*Exercise*: From top to bottom, write out the listing exactly and skip every picture.

*Supplied data*:
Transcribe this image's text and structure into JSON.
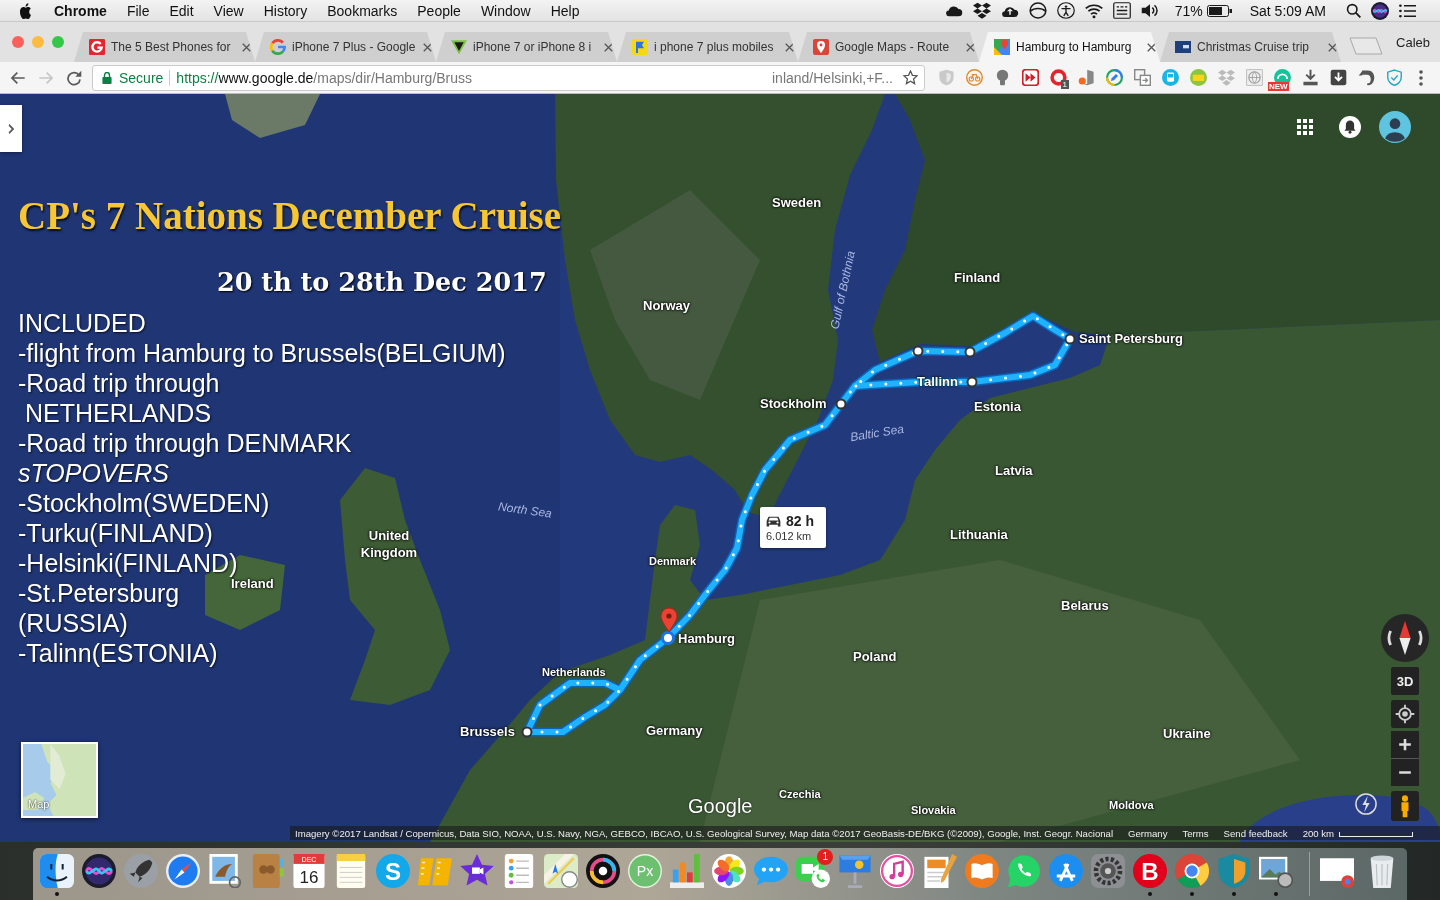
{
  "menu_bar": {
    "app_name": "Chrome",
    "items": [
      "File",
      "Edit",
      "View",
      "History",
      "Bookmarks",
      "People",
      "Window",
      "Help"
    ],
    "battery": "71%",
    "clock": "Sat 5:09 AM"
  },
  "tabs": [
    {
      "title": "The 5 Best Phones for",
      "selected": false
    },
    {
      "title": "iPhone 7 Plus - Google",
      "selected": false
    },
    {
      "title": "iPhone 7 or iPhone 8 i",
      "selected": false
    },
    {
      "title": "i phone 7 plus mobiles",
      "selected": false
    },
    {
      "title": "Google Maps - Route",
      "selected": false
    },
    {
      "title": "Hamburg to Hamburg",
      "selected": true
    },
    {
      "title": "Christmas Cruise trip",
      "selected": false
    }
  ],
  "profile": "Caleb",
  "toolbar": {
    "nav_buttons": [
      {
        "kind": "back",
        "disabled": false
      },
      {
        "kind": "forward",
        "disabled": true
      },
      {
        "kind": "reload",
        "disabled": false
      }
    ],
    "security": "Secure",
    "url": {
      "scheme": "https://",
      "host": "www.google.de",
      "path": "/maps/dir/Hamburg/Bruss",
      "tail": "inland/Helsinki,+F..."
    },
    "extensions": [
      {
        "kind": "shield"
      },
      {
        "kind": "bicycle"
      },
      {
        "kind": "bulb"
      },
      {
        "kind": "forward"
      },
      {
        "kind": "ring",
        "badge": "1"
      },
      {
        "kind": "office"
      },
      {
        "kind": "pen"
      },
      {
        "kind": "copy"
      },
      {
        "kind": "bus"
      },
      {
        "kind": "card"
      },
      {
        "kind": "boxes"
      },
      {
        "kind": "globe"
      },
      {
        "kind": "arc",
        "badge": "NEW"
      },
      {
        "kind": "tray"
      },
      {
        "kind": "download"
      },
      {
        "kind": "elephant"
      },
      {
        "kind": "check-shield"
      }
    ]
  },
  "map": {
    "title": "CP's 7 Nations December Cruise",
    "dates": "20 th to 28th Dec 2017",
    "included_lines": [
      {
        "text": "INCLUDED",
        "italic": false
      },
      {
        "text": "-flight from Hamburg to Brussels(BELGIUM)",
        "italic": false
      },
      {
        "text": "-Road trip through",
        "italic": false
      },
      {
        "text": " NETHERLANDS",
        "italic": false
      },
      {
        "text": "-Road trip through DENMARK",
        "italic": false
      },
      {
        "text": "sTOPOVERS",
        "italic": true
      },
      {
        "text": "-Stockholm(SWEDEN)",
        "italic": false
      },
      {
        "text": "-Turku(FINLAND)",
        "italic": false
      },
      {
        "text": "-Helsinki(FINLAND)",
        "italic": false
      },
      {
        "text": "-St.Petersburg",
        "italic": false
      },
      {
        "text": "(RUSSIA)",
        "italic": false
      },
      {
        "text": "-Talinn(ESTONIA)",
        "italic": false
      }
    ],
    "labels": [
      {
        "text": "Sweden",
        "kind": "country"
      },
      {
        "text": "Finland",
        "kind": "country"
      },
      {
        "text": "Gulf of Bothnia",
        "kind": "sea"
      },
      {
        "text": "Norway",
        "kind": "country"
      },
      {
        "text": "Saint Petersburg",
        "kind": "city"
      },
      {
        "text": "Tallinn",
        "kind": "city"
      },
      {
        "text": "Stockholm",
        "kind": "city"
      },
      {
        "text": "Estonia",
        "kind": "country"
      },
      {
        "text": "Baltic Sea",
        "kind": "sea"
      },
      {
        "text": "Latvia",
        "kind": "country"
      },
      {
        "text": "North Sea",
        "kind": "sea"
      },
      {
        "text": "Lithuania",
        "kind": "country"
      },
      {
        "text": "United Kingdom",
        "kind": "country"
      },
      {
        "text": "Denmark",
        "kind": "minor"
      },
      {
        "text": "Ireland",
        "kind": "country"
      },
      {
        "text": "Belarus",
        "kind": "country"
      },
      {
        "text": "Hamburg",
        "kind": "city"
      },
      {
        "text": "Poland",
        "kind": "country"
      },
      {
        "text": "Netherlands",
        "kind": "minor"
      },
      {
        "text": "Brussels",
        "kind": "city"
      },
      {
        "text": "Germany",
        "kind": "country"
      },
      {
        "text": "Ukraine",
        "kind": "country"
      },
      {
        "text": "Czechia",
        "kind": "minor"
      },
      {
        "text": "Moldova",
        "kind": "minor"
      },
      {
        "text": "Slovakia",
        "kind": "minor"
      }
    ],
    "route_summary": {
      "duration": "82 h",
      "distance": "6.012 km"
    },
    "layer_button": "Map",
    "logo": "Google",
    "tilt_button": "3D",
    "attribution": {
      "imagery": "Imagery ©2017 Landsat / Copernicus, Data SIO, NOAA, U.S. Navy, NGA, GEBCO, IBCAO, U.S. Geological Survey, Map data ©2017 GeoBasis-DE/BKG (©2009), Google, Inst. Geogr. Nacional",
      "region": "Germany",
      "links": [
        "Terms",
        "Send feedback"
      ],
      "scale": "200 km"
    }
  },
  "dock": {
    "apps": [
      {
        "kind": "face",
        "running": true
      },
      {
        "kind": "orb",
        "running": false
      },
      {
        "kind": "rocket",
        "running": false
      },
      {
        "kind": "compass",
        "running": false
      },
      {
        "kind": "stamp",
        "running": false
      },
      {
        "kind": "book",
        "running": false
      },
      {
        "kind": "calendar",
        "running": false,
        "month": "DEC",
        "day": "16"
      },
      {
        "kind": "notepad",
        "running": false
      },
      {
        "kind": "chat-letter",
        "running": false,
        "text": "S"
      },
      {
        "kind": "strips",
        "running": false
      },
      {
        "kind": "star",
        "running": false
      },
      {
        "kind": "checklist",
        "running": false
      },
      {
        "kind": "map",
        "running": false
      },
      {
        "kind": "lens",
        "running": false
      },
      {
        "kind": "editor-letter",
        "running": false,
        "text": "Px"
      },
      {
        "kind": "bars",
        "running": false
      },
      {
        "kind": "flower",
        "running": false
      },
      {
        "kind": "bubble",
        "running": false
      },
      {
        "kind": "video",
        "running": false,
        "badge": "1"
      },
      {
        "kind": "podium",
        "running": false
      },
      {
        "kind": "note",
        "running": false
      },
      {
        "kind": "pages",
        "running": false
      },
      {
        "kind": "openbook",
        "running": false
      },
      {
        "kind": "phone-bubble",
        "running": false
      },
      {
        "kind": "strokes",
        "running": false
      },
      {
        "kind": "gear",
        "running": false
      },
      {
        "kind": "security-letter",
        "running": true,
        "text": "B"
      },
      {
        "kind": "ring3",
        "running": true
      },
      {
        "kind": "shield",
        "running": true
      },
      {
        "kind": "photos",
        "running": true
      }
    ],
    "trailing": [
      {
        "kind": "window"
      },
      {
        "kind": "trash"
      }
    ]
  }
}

*Result of this exercise*:
Transcribe this image's text and structure into JSON.
{
  "menu_bar": {
    "app_name": "Chrome",
    "items": [
      "File",
      "Edit",
      "View",
      "History",
      "Bookmarks",
      "People",
      "Window",
      "Help"
    ],
    "battery": "71%",
    "clock": "Sat 5:09 AM"
  },
  "tabs": [
    {
      "title": "The 5 Best Phones for",
      "selected": false
    },
    {
      "title": "iPhone 7 Plus - Google",
      "selected": false
    },
    {
      "title": "iPhone 7 or iPhone 8 i",
      "selected": false
    },
    {
      "title": "i phone 7 plus mobiles",
      "selected": false
    },
    {
      "title": "Google Maps - Route",
      "selected": false
    },
    {
      "title": "Hamburg to Hamburg",
      "selected": true
    },
    {
      "title": "Christmas Cruise trip",
      "selected": false
    }
  ],
  "profile": "Caleb",
  "toolbar": {
    "nav_buttons": [
      {
        "kind": "back",
        "disabled": false
      },
      {
        "kind": "forward",
        "disabled": true
      },
      {
        "kind": "reload",
        "disabled": false
      }
    ],
    "security": "Secure",
    "url": {
      "scheme": "https://",
      "host": "www.google.de",
      "path": "/maps/dir/Hamburg/Bruss",
      "tail": "inland/Helsinki,+F..."
    },
    "extensions": [
      {
        "kind": "shield"
      },
      {
        "kind": "bicycle"
      },
      {
        "kind": "bulb"
      },
      {
        "kind": "forward"
      },
      {
        "kind": "ring",
        "badge": "1"
      },
      {
        "kind": "office"
      },
      {
        "kind": "pen"
      },
      {
        "kind": "copy"
      },
      {
        "kind": "bus"
      },
      {
        "kind": "card"
      },
      {
        "kind": "boxes"
      },
      {
        "kind": "globe"
      },
      {
        "kind": "arc",
        "badge": "NEW"
      },
      {
        "kind": "tray"
      },
      {
        "kind": "download"
      },
      {
        "kind": "elephant"
      },
      {
        "kind": "check-shield"
      }
    ]
  },
  "map": {
    "title": "CP's 7 Nations December Cruise",
    "dates": "20 th to 28th Dec 2017",
    "included_lines": [
      {
        "text": "INCLUDED",
        "italic": false
      },
      {
        "text": "-flight from Hamburg to Brussels(BELGIUM)",
        "italic": false
      },
      {
        "text": "-Road trip through",
        "italic": false
      },
      {
        "text": " NETHERLANDS",
        "italic": false
      },
      {
        "text": "-Road trip through DENMARK",
        "italic": false
      },
      {
        "text": "sTOPOVERS",
        "italic": true
      },
      {
        "text": "-Stockholm(SWEDEN)",
        "italic": false
      },
      {
        "text": "-Turku(FINLAND)",
        "italic": false
      },
      {
        "text": "-Helsinki(FINLAND)",
        "italic": false
      },
      {
        "text": "-St.Petersburg",
        "italic": false
      },
      {
        "text": "(RUSSIA)",
        "italic": false
      },
      {
        "text": "-Talinn(ESTONIA)",
        "italic": false
      }
    ],
    "labels": [
      {
        "text": "Sweden",
        "kind": "country"
      },
      {
        "text": "Finland",
        "kind": "country"
      },
      {
        "text": "Gulf of Bothnia",
        "kind": "sea"
      },
      {
        "text": "Norway",
        "kind": "country"
      },
      {
        "text": "Saint Petersburg",
        "kind": "city"
      },
      {
        "text": "Tallinn",
        "kind": "city"
      },
      {
        "text": "Stockholm",
        "kind": "city"
      },
      {
        "text": "Estonia",
        "kind": "country"
      },
      {
        "text": "Baltic Sea",
        "kind": "sea"
      },
      {
        "text": "Latvia",
        "kind": "country"
      },
      {
        "text": "North Sea",
        "kind": "sea"
      },
      {
        "text": "Lithuania",
        "kind": "country"
      },
      {
        "text": "United Kingdom",
        "kind": "country"
      },
      {
        "text": "Denmark",
        "kind": "minor"
      },
      {
        "text": "Ireland",
        "kind": "country"
      },
      {
        "text": "Belarus",
        "kind": "country"
      },
      {
        "text": "Hamburg",
        "kind": "city"
      },
      {
        "text": "Poland",
        "kind": "country"
      },
      {
        "text": "Netherlands",
        "kind": "minor"
      },
      {
        "text": "Brussels",
        "kind": "city"
      },
      {
        "text": "Germany",
        "kind": "country"
      },
      {
        "text": "Ukraine",
        "kind": "country"
      },
      {
        "text": "Czechia",
        "kind": "minor"
      },
      {
        "text": "Moldova",
        "kind": "minor"
      },
      {
        "text": "Slovakia",
        "kind": "minor"
      }
    ],
    "route_summary": {
      "duration": "82 h",
      "distance": "6.012 km"
    },
    "layer_button": "Map",
    "logo": "Google",
    "tilt_button": "3D",
    "attribution": {
      "imagery": "Imagery ©2017 Landsat / Copernicus, Data SIO, NOAA, U.S. Navy, NGA, GEBCO, IBCAO, U.S. Geological Survey, Map data ©2017 GeoBasis-DE/BKG (©2009), Google, Inst. Geogr. Nacional",
      "region": "Germany",
      "links": [
        "Terms",
        "Send feedback"
      ],
      "scale": "200 km"
    }
  },
  "dock": {
    "apps": [
      {
        "kind": "face",
        "running": true
      },
      {
        "kind": "orb",
        "running": false
      },
      {
        "kind": "rocket",
        "running": false
      },
      {
        "kind": "compass",
        "running": false
      },
      {
        "kind": "stamp",
        "running": false
      },
      {
        "kind": "book",
        "running": false
      },
      {
        "kind": "calendar",
        "running": false,
        "month": "DEC",
        "day": "16"
      },
      {
        "kind": "notepad",
        "running": false
      },
      {
        "kind": "chat-letter",
        "running": false,
        "text": "S"
      },
      {
        "kind": "strips",
        "running": false
      },
      {
        "kind": "star",
        "running": false
      },
      {
        "kind": "checklist",
        "running": false
      },
      {
        "kind": "map",
        "running": false
      },
      {
        "kind": "lens",
        "running": false
      },
      {
        "kind": "editor-letter",
        "running": false,
        "text": "Px"
      },
      {
        "kind": "bars",
        "running": false
      },
      {
        "kind": "flower",
        "running": false
      },
      {
        "kind": "bubble",
        "running": false
      },
      {
        "kind": "video",
        "running": false,
        "badge": "1"
      },
      {
        "kind": "podium",
        "running": false
      },
      {
        "kind": "note",
        "running": false
      },
      {
        "kind": "pages",
        "running": false
      },
      {
        "kind": "openbook",
        "running": false
      },
      {
        "kind": "phone-bubble",
        "running": false
      },
      {
        "kind": "strokes",
        "running": false
      },
      {
        "kind": "gear",
        "running": false
      },
      {
        "kind": "security-letter",
        "running": true,
        "text": "B"
      },
      {
        "kind": "ring3",
        "running": true
      },
      {
        "kind": "shield",
        "running": true
      },
      {
        "kind": "photos",
        "running": true
      }
    ],
    "trailing": [
      {
        "kind": "window"
      },
      {
        "kind": "trash"
      }
    ]
  }
}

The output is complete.